What the task requires ▸ Repeat exactly, and only, the lines from the line containing "Transcribe this image's" through the last line of the records below, including both.
(Beginning of Supplied records)
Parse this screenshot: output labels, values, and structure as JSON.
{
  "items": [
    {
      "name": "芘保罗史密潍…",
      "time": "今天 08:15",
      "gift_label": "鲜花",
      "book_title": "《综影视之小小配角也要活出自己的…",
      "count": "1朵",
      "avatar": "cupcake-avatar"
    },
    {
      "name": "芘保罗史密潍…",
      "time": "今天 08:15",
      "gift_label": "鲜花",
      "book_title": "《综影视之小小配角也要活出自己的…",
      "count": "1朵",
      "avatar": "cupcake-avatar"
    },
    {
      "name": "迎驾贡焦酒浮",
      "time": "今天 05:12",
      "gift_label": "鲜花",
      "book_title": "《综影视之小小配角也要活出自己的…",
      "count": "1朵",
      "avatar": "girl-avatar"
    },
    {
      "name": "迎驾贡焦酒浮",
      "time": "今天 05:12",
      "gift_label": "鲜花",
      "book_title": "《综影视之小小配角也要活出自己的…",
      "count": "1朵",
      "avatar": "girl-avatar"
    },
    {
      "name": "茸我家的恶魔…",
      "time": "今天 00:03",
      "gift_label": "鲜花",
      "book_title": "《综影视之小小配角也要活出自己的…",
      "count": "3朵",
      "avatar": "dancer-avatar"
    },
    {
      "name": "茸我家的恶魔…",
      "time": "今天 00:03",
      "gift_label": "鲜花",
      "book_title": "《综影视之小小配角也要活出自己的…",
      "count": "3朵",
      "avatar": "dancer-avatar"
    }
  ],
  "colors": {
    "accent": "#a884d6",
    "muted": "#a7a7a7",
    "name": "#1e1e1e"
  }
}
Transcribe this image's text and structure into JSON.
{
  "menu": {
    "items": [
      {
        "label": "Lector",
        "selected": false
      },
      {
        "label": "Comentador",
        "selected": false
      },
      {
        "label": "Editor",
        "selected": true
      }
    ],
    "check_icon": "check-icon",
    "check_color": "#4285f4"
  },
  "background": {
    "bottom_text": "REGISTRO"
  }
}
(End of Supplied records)
Answer ▸
Transcribe this image's text and structure into JSON.
{
  "menu": {
    "items": [
      {
        "label": "Lector",
        "selected": false
      },
      {
        "label": "Comentador",
        "selected": false
      },
      {
        "label": "Editor",
        "selected": true
      }
    ],
    "check_icon": "check-icon",
    "check_color": "#4285f4"
  },
  "background": {
    "bottom_text": "REGISTRO"
  }
}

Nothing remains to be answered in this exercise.